• PROMPT
What is needed is the full set of records, word for word, with no pictures.
START DATA SUPPLIED
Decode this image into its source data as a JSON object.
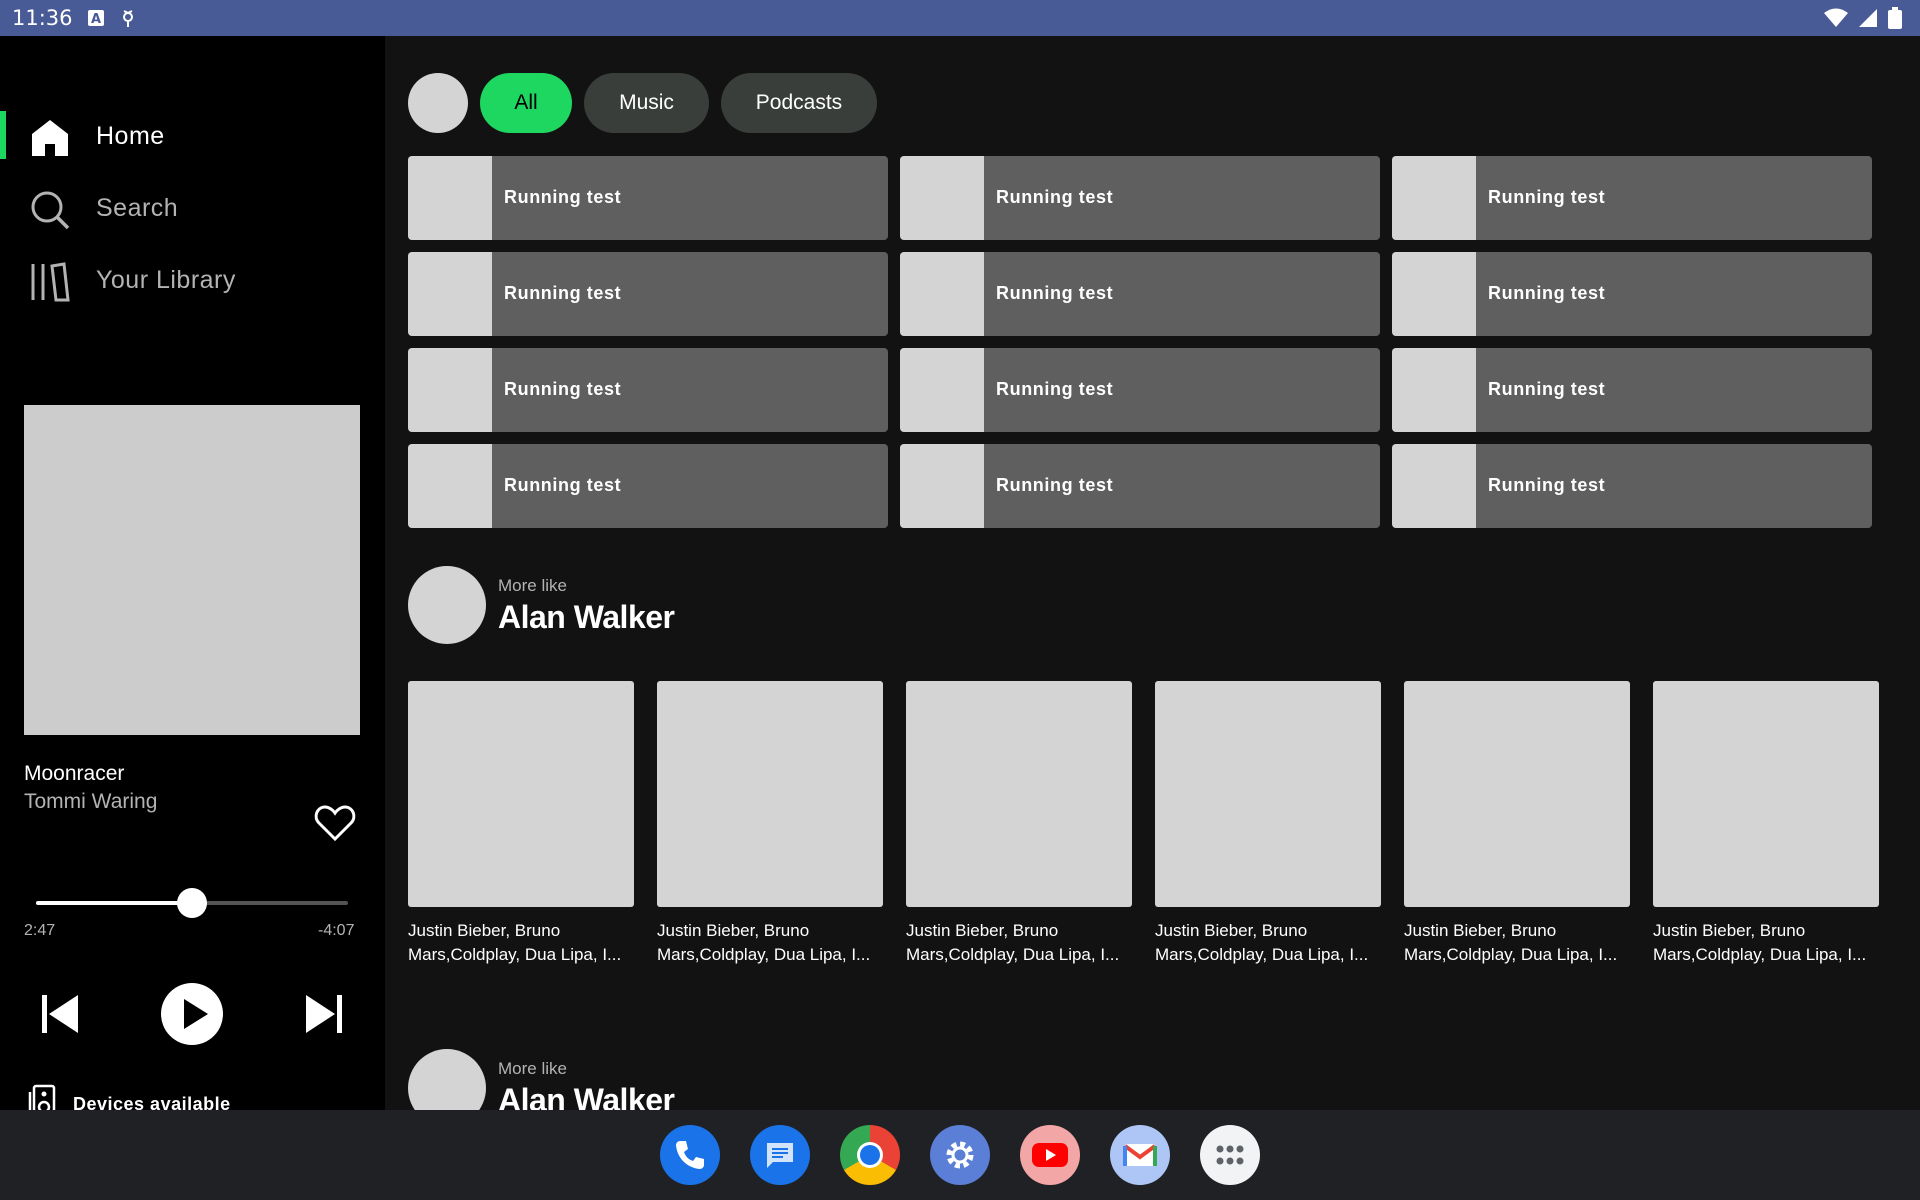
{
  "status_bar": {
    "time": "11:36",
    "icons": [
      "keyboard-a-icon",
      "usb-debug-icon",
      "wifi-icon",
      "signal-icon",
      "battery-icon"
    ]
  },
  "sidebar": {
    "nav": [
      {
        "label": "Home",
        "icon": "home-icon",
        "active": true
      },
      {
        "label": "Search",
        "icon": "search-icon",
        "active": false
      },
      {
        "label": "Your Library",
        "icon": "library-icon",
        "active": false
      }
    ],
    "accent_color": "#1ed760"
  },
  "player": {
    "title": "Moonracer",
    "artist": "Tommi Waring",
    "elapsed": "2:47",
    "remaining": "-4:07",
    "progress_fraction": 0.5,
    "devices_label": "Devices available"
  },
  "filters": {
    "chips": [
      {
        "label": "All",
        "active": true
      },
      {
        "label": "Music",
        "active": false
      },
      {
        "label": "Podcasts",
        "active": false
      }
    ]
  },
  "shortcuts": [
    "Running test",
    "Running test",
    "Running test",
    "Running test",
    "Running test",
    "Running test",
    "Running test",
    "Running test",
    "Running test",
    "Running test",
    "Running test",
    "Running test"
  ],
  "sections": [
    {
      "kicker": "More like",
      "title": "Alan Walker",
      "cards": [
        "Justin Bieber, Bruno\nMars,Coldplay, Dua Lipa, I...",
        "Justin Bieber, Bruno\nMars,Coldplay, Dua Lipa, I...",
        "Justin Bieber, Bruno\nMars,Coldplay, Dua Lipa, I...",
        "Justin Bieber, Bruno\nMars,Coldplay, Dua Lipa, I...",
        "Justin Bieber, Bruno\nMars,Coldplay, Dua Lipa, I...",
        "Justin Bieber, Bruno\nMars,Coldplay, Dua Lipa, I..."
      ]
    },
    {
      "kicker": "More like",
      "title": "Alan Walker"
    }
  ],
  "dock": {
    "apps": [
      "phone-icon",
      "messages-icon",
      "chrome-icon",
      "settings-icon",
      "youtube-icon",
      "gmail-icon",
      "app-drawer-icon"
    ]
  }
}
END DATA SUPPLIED
• OUTPUT FOR THIS TASK
Decode this image into its source data as a JSON object.
{
  "status_bar": {
    "time": "11:36",
    "icons": [
      "keyboard-a-icon",
      "usb-debug-icon",
      "wifi-icon",
      "signal-icon",
      "battery-icon"
    ]
  },
  "sidebar": {
    "nav": [
      {
        "label": "Home",
        "icon": "home-icon",
        "active": true
      },
      {
        "label": "Search",
        "icon": "search-icon",
        "active": false
      },
      {
        "label": "Your Library",
        "icon": "library-icon",
        "active": false
      }
    ],
    "accent_color": "#1ed760"
  },
  "player": {
    "title": "Moonracer",
    "artist": "Tommi Waring",
    "elapsed": "2:47",
    "remaining": "-4:07",
    "progress_fraction": 0.5,
    "devices_label": "Devices available"
  },
  "filters": {
    "chips": [
      {
        "label": "All",
        "active": true
      },
      {
        "label": "Music",
        "active": false
      },
      {
        "label": "Podcasts",
        "active": false
      }
    ]
  },
  "shortcuts": [
    "Running test",
    "Running test",
    "Running test",
    "Running test",
    "Running test",
    "Running test",
    "Running test",
    "Running test",
    "Running test",
    "Running test",
    "Running test",
    "Running test"
  ],
  "sections": [
    {
      "kicker": "More like",
      "title": "Alan Walker",
      "cards": [
        "Justin Bieber, Bruno\nMars,Coldplay, Dua Lipa, I...",
        "Justin Bieber, Bruno\nMars,Coldplay, Dua Lipa, I...",
        "Justin Bieber, Bruno\nMars,Coldplay, Dua Lipa, I...",
        "Justin Bieber, Bruno\nMars,Coldplay, Dua Lipa, I...",
        "Justin Bieber, Bruno\nMars,Coldplay, Dua Lipa, I...",
        "Justin Bieber, Bruno\nMars,Coldplay, Dua Lipa, I..."
      ]
    },
    {
      "kicker": "More like",
      "title": "Alan Walker"
    }
  ],
  "dock": {
    "apps": [
      "phone-icon",
      "messages-icon",
      "chrome-icon",
      "settings-icon",
      "youtube-icon",
      "gmail-icon",
      "app-drawer-icon"
    ]
  }
}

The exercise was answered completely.